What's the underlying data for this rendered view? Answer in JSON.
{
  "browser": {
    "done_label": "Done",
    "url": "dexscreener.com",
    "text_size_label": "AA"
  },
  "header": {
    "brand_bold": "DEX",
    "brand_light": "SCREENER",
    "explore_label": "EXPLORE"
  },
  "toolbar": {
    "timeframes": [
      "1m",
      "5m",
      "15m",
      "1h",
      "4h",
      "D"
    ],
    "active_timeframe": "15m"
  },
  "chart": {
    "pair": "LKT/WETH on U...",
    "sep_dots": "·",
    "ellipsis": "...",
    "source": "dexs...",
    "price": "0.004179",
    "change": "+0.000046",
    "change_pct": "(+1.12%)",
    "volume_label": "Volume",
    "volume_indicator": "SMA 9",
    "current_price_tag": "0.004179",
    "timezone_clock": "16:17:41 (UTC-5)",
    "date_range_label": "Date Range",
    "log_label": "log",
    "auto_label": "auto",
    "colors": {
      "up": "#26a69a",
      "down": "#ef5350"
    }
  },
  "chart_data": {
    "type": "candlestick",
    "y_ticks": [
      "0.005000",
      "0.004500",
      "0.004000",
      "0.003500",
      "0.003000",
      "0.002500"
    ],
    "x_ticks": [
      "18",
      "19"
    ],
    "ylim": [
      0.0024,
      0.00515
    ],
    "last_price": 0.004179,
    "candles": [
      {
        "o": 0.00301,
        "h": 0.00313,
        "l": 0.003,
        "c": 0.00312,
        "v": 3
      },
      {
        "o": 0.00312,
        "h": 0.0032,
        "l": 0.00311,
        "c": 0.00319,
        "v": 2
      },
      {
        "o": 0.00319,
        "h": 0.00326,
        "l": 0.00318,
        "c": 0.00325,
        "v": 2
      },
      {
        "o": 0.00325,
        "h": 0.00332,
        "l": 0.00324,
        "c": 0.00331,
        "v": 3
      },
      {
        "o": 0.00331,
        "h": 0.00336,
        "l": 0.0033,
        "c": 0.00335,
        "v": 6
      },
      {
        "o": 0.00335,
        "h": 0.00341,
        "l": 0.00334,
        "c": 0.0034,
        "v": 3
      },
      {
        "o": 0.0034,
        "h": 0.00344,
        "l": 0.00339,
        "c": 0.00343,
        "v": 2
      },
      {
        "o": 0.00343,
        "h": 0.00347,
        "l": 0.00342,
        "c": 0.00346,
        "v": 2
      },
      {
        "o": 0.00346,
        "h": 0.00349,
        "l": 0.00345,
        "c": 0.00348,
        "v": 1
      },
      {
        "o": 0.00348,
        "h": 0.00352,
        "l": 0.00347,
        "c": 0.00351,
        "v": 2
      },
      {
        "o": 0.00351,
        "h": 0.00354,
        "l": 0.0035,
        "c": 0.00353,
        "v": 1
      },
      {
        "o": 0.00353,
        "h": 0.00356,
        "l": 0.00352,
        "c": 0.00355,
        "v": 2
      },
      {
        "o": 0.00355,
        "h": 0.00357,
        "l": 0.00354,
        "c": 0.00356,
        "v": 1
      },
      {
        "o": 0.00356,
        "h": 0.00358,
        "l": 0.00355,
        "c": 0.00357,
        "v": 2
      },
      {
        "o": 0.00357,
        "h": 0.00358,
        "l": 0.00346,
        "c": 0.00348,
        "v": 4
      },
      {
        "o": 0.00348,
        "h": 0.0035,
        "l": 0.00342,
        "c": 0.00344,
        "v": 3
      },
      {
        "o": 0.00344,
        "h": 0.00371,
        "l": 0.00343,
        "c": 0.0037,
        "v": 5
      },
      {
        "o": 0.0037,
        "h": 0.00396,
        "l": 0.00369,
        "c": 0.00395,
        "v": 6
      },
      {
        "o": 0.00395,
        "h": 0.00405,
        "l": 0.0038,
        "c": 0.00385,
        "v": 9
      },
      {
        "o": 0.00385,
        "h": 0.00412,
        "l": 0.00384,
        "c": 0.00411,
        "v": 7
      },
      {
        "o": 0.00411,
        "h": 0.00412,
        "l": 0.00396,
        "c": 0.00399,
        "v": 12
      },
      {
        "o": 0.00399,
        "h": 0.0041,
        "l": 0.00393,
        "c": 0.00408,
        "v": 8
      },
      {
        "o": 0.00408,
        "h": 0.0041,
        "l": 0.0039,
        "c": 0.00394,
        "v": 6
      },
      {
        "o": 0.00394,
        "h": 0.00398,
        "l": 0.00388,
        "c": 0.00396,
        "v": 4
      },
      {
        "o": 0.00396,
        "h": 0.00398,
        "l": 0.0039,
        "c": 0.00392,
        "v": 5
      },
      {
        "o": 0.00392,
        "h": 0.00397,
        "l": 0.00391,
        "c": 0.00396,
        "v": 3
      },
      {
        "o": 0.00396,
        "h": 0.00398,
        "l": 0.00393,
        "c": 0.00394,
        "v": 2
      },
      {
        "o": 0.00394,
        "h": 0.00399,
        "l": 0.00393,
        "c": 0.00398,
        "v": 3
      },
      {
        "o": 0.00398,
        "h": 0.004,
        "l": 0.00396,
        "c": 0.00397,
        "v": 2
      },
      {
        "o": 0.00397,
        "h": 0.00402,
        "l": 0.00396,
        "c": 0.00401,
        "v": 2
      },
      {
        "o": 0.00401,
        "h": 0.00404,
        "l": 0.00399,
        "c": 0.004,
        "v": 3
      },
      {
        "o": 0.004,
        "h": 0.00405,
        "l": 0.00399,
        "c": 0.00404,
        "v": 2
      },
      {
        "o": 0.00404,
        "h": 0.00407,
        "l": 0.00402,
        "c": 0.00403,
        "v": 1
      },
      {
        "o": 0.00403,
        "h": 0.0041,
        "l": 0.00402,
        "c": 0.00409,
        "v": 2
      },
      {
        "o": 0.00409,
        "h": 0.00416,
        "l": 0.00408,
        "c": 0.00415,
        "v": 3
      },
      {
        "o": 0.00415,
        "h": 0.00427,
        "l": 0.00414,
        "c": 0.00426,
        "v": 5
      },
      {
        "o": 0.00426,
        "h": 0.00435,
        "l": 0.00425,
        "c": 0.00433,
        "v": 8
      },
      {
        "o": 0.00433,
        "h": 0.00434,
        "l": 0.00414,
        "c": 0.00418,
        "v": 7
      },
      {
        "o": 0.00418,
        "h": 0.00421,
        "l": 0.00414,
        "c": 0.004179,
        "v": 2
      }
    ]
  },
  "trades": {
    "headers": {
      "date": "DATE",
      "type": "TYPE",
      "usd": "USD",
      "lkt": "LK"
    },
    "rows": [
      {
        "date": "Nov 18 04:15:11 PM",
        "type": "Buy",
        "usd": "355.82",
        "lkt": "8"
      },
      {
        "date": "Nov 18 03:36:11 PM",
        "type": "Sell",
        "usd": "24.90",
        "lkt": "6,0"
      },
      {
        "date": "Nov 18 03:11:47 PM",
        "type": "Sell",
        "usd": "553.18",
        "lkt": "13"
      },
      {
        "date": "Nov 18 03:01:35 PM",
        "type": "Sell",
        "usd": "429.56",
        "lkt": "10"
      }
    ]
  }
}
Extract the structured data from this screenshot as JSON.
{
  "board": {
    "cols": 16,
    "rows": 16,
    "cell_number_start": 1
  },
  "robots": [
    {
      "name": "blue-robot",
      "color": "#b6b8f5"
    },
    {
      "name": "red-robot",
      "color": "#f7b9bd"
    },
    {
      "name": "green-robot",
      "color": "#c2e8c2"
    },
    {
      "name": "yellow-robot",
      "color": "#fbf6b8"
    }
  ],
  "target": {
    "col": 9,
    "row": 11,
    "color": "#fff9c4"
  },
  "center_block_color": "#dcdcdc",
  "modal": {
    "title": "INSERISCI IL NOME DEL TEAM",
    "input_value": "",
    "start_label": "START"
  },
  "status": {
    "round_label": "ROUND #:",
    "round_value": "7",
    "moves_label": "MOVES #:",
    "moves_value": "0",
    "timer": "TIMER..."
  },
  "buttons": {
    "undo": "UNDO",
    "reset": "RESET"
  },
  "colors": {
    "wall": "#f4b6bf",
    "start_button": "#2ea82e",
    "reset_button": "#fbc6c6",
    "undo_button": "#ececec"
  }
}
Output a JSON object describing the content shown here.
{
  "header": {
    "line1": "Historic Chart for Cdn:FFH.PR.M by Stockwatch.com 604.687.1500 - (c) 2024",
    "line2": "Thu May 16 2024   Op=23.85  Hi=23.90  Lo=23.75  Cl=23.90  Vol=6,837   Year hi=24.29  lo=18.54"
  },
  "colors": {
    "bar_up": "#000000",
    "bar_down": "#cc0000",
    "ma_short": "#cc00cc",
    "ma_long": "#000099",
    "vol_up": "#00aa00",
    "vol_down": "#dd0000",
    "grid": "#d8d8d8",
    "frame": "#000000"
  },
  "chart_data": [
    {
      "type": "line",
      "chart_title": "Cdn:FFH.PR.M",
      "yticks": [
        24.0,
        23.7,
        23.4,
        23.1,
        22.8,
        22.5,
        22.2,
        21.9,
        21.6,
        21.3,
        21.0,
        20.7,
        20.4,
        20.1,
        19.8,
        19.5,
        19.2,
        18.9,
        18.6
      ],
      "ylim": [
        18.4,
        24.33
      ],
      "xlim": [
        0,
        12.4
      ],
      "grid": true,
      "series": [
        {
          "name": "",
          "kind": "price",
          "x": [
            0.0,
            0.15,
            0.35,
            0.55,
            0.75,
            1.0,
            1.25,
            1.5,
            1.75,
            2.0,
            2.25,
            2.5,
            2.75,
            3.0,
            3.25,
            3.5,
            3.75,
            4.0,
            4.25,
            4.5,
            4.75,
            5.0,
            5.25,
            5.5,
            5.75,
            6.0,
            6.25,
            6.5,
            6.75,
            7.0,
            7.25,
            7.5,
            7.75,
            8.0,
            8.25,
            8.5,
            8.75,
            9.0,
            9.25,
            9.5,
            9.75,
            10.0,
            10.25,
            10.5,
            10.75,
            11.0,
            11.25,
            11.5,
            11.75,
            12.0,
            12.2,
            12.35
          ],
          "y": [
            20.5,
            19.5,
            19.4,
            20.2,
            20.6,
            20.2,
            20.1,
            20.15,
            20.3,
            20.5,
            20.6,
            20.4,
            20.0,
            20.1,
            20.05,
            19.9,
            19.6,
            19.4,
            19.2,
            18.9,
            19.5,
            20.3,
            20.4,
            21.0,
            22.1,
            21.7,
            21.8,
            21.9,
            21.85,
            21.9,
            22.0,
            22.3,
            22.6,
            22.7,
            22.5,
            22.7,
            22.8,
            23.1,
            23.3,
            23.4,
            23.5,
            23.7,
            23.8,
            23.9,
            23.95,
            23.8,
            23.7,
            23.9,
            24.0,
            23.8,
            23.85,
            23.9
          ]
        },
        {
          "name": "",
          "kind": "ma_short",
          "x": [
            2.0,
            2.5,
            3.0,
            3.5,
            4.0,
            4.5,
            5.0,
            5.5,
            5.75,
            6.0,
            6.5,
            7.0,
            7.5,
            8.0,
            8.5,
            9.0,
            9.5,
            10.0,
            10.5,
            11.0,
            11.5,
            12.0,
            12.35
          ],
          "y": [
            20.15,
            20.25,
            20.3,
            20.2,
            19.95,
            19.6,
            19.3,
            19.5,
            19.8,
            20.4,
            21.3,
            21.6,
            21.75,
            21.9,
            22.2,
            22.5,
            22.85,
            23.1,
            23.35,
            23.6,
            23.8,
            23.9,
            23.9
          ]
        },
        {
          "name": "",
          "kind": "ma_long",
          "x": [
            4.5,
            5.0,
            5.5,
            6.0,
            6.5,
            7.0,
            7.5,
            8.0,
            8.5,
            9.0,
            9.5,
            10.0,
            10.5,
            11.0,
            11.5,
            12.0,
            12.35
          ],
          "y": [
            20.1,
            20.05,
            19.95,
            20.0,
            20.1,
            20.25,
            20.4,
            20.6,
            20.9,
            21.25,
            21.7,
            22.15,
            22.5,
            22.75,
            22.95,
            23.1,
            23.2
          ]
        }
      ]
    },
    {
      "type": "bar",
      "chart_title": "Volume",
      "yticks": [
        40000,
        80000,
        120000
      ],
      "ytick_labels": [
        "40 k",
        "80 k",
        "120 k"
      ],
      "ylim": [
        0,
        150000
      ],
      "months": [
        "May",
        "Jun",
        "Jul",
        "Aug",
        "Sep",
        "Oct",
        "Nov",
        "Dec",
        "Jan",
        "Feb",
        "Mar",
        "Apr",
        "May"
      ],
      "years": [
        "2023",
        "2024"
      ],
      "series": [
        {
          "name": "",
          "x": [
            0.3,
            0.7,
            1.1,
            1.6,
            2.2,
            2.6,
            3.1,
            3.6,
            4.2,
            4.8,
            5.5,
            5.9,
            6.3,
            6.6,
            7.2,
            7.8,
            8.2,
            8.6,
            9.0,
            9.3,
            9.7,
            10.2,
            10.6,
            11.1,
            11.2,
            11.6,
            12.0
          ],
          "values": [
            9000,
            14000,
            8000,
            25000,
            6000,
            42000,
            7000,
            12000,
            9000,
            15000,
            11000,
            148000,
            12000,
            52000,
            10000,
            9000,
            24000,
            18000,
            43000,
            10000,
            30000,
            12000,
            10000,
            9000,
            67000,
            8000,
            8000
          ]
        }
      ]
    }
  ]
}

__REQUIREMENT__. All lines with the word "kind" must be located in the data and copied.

__TASK RESULT__.
          "kind": "price",
          "kind": "ma_short",
          "kind": "ma_long",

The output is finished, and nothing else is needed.